Chinese government bonds are set to be included in the FTSE World government bond index from the end of October. This will be the third major global bond index to include China and London's FTSE Russell confirmed the process will be phased over 36 months.
CGTN Europe spoke to Marc Ostwald, chief economist and global strategist at ADM International, and asked him what impact this development will have.
China has also been included in other indices, but this is a very big one in the sense that there's something in the region of $2.5 trillion of passive funds that track this particular index, so it's a much bigger grouping. The estimate is that overall it's likely to bring in ... about $130 billion of inflows into Chinese government bonds. So that, I think, is one of the reasons they've decided to stagger the introduction from October into the index over a three-year period, normally it would be one year. This works two ways, actually. It's not only for investors, but it's also for the Chinese authorities ... they don't want to see too rapid changes in internal flows out of their bond market.
China's sovereign bonds have already increased in popularity among global investors. What's behind that?
I think there are a number of factors. First of all, it is the second-biggest economy in the world, so people would naturally want to have a fairly substantial allocation to it. Secondly, it's offered a very, very substantial yield premium, particularly in the past year, relative to any other major bond market in the world. Even at the moment, we're still talking about the 10-year Chinese yield being at 320, while the U.S. 10-year yields at 175. The strength of the Chinese yuan made it almost like a big win-win situation for investors desperate for returns, above all, in the low-yielding fixed-income markets that we have around the world.
And what will this inclusion bring for Chinese securities? Will it have any effect on those?
It's going to be an interesting experiment in how they manage these flows. They have quite a lot of control over the equity market flows. This one will probably be somewhat less controlled. So they're going to have to watch it a lot more carefully, particularly given the size of transactions in bond markets .

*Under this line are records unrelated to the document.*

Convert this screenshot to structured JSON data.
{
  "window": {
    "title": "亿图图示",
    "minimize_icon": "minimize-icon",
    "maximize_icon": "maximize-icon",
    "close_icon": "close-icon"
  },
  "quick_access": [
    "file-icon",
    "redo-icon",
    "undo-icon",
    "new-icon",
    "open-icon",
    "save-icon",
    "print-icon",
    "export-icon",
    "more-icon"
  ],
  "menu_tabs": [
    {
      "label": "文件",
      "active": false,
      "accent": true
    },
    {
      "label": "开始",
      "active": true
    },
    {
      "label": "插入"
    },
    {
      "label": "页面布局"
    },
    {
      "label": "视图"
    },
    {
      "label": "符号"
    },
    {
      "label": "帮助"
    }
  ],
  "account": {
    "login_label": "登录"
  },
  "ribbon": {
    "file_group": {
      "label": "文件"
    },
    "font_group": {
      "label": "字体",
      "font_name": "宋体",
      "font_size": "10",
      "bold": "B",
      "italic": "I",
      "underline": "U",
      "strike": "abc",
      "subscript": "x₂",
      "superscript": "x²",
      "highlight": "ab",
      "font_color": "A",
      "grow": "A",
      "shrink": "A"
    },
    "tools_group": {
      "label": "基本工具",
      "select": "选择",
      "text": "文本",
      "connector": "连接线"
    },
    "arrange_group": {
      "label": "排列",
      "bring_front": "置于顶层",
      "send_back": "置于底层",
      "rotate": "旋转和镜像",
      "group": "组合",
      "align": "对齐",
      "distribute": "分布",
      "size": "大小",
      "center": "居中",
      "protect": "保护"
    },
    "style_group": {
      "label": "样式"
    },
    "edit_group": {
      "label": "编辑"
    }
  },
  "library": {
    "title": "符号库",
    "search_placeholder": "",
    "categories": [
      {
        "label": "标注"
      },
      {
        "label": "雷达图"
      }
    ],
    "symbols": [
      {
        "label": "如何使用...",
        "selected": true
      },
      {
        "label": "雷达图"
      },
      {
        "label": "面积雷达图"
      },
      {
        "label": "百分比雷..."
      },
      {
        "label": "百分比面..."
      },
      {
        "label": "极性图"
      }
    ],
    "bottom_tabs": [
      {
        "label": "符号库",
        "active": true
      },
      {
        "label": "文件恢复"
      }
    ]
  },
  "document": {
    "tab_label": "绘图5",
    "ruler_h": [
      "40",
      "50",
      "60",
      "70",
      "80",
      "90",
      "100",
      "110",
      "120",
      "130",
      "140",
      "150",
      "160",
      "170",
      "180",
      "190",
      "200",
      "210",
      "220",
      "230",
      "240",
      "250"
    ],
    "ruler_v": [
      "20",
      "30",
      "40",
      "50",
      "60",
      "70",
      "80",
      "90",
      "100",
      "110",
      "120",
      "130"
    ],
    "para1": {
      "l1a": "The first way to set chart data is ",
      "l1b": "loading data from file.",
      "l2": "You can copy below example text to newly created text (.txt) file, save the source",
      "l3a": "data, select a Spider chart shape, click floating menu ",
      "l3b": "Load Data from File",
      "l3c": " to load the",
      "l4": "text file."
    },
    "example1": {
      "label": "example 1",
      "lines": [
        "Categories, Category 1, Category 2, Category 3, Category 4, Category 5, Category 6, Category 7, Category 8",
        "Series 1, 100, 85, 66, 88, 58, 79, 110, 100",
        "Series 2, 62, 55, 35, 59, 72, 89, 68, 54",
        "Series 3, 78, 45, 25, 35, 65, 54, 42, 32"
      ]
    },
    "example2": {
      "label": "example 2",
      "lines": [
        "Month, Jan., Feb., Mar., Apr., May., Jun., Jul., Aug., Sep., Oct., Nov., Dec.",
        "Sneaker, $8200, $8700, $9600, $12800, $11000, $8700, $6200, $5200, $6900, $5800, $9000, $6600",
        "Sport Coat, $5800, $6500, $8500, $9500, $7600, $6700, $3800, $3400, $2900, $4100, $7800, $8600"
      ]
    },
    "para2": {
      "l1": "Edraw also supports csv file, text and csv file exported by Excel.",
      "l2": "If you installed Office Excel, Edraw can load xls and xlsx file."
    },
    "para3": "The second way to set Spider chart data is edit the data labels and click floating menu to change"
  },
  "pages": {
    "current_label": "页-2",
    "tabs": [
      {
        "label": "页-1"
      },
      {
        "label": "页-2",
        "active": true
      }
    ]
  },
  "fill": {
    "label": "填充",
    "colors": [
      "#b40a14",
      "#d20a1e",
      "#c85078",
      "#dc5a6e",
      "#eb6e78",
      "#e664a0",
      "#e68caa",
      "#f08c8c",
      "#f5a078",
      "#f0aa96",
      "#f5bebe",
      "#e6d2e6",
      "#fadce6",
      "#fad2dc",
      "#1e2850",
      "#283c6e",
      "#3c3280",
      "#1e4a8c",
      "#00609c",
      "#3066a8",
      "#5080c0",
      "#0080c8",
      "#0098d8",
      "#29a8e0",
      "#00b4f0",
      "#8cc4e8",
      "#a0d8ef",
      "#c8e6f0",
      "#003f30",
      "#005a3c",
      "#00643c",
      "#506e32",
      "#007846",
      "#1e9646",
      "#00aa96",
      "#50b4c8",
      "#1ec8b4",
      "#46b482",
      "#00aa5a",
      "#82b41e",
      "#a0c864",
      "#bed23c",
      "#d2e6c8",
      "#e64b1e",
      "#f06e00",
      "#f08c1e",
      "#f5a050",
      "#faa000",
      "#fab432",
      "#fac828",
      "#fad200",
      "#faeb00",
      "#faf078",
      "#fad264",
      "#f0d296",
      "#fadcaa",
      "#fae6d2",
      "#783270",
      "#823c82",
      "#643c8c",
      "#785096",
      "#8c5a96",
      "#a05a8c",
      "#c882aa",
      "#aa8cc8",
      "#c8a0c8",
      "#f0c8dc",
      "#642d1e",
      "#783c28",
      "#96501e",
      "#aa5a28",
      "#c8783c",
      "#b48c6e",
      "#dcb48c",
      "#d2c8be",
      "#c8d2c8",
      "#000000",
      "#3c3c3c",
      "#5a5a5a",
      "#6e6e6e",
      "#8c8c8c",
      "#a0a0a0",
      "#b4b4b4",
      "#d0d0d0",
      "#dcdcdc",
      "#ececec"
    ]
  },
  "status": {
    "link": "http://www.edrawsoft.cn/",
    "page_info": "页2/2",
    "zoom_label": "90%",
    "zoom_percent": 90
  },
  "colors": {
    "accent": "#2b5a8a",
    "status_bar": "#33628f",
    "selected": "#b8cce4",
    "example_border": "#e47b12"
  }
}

And finally, Easter egg sales are booming in lockdown. But the figures show many people have been reaching for sweet treats to see them through the months of isolation. Food industry analysts say the impact of the pandemic could mean big changes to the way people consume candies and chocolate in the future.